● **WORK REQUEST**: In the listing below, find every line with the string "this" and pull it out.

● **RECORDS SHOWN**:
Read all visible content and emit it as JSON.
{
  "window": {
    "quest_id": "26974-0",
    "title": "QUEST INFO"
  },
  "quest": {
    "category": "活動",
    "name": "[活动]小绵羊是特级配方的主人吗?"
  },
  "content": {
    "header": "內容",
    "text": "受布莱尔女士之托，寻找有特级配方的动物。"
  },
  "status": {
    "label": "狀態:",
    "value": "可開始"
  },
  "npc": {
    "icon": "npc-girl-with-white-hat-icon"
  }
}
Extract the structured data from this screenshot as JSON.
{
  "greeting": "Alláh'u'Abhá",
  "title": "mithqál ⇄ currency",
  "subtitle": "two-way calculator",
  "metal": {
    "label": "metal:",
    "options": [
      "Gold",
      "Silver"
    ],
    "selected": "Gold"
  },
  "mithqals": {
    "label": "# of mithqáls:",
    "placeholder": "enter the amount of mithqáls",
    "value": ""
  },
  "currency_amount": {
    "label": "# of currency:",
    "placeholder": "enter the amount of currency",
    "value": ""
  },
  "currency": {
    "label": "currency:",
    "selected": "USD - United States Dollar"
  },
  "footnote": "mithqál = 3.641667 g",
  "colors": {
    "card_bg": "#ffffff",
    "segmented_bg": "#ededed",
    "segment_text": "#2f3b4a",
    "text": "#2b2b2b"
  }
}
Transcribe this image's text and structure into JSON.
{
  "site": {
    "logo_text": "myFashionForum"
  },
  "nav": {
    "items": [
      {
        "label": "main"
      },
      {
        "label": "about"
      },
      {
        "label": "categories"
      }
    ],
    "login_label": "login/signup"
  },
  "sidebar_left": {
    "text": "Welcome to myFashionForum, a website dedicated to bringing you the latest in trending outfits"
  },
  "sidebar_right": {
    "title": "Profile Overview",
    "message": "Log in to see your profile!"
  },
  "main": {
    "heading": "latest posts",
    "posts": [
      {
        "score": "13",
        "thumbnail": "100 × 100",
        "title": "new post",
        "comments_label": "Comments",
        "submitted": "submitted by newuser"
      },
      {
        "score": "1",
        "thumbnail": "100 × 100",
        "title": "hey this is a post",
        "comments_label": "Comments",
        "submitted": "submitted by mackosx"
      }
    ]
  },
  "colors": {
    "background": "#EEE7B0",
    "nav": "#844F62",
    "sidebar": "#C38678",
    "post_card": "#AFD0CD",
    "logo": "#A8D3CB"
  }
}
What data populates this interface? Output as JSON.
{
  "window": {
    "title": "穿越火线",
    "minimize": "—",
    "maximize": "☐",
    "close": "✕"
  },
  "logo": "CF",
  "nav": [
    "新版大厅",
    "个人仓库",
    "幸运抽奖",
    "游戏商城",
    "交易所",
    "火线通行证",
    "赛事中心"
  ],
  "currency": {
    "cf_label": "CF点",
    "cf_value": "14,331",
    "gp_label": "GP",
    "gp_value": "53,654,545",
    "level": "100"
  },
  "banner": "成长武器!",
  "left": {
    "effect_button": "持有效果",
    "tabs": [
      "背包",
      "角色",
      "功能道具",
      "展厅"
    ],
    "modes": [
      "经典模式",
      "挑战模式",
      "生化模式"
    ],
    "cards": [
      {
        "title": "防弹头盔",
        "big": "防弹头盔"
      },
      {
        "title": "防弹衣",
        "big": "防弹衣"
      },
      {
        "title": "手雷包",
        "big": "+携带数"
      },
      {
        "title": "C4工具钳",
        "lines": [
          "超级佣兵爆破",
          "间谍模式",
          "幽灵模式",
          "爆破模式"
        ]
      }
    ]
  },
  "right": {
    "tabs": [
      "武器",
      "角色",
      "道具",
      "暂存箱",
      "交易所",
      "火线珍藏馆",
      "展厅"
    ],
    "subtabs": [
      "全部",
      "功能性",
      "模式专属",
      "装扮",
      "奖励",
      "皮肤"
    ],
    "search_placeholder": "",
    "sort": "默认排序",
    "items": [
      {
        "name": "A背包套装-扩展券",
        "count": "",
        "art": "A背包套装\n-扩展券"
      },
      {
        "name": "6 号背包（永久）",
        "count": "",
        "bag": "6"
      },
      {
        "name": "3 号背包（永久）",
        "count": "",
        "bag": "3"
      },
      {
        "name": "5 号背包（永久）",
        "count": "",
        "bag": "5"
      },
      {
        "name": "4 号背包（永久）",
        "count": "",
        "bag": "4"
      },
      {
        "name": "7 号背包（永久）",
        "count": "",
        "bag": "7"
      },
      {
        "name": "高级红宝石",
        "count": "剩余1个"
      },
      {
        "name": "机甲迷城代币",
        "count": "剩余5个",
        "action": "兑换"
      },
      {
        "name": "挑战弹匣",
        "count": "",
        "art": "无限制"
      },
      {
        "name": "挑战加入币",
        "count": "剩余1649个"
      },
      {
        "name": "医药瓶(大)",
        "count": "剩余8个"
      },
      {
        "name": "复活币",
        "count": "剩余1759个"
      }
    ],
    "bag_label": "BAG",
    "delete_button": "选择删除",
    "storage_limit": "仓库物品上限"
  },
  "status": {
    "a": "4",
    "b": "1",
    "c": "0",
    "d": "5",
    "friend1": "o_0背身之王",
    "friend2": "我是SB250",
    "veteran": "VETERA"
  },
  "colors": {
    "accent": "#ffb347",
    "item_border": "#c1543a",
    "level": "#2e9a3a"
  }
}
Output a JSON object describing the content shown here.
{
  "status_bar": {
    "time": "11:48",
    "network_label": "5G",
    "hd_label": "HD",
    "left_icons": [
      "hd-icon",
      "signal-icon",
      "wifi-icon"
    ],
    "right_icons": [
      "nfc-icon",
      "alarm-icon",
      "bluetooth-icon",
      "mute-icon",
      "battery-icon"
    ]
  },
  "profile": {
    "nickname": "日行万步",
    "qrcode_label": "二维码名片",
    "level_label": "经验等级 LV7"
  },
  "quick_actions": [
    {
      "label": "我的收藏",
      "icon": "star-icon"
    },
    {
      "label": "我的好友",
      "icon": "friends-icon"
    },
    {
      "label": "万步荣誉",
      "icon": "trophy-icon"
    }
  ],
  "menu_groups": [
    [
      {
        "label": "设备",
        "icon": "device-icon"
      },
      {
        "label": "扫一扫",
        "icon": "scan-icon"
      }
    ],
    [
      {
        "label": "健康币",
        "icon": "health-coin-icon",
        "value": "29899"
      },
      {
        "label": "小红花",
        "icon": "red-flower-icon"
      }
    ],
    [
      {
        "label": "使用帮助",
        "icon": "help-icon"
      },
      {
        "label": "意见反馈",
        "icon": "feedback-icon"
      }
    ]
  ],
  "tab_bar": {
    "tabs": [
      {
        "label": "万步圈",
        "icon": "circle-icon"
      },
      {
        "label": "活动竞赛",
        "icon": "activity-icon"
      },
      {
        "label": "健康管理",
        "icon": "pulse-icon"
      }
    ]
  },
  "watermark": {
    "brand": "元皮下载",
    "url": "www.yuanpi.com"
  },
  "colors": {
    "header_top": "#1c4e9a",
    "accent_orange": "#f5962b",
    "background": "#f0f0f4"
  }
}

● **EXPECTED OUTPUT**:
Extract the structured data from this screenshot as JSON.
Transcribe this image's text and structure into JSON.
        "title": "hey this is a post",
What data populates this interface? Output as JSON.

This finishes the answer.